- Colin Fraser
THREE AND A HALF STARS A boy meets bro love story
ROM-COM US #BROS
Starring Billy Eichner, Luke Mcfarlane
If BROS was a straight film, it would get the attention that most Judd Apatow produced rom-coms receive. This is the kind of balls-forward, marginally offensive comedy that he’s been involved with many times before, the kind where most leading characters get their moment in the spot light to say something ‘outrageous’ that gets middle-America tittering behind their fans. ‘Did he just say that?’ ‘I think he did!’ ‘Oh my goodness!!’ In fairness, his body of work has done a fine job of dismantling fear and anxiety around otherness and made many people laugh along the way. Some (THE 40 YEAR OLD VIRGIN) more successfully than others (THIS IS 40). To further the comparison, if BROS was a straight film it would be joining Paul Rudd for a drink, not Steve Carell.
But it’s not a straight film. BROS is riding a spectacular wave of queer screen visibility that has paved the way for a big-budget international multiplex release such as this. BROS, a big gay rom-com is competing toe-to-toe with Vin Diesel, Margot Robbie, Christian Bale, Julia Roberts and George Clooney. First time that’s happened. Recognising that there’s a huge, pent up demand for movies such as this, Hollywood has put prurience behind itself and finally caught up with the real world. The movie acknowledges as much, ‘Gay sex was more fun when straight people were uncomfortable with it’ laments our hero as his friends and their kids do a ‘bottom dance’.
Resting somewhere between TV’s UNCOUPLED and SPECIAL, this leans heavily into the kind of comedy designed to make some people uncomfortable and the rest of us laugh at their discomfort. A lot. For BROS is a funny film. There’s an echo of Woody Allen about the rapid-fire delivery of Billy Eichner’s Bobby, a ’New York Jew’ who’s determined to educate anyone and everyone about gay history, gay culture and gay sex. He’s opening the city’s first gay museum after all, a situation that puts him in the middle of a cultural shitstorm with every letter of the gay alphabet determined to have their input.

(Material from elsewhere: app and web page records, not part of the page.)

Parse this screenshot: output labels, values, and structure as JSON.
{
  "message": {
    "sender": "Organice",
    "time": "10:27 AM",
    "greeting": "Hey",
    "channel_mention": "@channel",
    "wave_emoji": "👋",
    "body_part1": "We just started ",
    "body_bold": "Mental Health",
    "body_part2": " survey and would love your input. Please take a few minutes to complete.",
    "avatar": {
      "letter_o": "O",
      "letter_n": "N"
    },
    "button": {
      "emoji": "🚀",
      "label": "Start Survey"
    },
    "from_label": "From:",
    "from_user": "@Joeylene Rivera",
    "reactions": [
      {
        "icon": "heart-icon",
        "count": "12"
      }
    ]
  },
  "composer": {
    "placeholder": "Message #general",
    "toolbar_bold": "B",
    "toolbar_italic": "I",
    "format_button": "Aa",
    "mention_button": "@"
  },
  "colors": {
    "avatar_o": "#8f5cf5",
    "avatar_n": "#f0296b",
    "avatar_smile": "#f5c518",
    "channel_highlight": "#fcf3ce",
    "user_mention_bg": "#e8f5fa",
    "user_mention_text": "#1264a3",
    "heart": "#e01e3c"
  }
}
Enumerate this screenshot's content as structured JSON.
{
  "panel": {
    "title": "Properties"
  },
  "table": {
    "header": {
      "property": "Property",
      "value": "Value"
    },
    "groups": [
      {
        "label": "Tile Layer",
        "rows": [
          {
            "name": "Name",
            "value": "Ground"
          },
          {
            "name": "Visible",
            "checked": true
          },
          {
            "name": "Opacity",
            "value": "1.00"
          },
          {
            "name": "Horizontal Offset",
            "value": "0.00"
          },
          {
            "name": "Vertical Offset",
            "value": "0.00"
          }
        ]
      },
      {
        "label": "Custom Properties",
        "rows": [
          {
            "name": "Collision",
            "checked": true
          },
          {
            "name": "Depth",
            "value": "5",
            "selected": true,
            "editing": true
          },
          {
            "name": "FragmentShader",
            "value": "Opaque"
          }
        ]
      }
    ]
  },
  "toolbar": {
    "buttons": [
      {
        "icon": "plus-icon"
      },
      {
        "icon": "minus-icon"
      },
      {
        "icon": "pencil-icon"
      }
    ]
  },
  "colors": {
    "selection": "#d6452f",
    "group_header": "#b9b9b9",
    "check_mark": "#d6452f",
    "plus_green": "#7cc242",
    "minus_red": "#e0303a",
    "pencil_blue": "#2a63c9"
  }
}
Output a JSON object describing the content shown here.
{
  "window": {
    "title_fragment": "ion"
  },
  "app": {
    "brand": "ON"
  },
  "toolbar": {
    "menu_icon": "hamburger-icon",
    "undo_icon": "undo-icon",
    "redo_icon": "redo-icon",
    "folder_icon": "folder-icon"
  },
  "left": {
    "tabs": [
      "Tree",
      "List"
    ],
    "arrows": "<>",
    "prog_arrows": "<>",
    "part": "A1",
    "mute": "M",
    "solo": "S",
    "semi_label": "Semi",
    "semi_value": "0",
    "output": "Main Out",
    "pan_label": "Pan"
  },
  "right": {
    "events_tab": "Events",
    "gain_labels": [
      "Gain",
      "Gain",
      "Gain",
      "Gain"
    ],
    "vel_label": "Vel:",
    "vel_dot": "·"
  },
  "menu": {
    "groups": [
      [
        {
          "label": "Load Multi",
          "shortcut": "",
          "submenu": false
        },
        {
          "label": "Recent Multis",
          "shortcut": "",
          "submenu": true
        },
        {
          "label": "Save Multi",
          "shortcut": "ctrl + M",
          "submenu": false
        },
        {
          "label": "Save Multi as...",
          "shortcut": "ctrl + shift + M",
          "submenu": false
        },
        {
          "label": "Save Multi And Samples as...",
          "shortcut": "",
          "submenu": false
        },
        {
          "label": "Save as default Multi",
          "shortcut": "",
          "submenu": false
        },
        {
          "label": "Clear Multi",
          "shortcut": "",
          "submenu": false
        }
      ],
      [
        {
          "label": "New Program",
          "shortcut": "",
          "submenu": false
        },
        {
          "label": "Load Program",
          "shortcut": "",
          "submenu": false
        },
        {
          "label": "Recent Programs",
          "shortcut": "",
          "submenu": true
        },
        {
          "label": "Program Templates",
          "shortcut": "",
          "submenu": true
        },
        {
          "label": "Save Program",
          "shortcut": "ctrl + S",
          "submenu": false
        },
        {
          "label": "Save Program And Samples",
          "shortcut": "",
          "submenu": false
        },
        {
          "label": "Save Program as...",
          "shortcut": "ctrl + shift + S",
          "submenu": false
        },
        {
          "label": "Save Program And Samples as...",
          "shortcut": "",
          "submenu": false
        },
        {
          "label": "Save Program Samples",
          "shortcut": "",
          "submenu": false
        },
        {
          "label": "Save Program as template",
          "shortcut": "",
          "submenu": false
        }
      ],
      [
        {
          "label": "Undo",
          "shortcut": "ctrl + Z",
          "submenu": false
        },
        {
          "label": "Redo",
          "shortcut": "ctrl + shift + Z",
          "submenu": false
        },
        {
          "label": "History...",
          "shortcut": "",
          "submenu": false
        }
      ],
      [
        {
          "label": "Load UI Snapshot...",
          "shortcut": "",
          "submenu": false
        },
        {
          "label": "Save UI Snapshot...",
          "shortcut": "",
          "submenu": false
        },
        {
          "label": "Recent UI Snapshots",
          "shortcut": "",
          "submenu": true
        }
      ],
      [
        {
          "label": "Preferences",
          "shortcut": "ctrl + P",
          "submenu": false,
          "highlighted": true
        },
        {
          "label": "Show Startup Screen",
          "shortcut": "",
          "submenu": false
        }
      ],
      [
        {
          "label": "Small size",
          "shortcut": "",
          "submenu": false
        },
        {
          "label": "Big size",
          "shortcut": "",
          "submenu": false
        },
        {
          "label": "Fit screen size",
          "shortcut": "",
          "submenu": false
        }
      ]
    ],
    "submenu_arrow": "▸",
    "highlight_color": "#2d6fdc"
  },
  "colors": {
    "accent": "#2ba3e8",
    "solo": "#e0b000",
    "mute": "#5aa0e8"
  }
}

Then there’s eye-candy Aaron (Luke Mcfarlane), American beef-cake, a bro and Bobby’s complete opposite. And what do opposites do in movies like this? Exactly. No prizes for guessing how any of this on-off-on-off dating game will play out since Eichner (as writer) and director Nicholas Stoller (BAD NEIGHBOURS) stick very closely to both formulas, that of the rom-com and that of Judd Apatow. That aside, there’s still plenty of fun to be had, especially in a super-charged first half stuffed with laugh out loud jokes and gags. Although the inevitable inevitability gets the better of BROS as it strolls toward an oh-so predictable ending, it firmly achieves what it set out to do: offend some people, make many more people laugh, surprise a few others and do so as an unapologetic, big budget, international multiplex release. First time that’s happened, and that’s quite an achievement.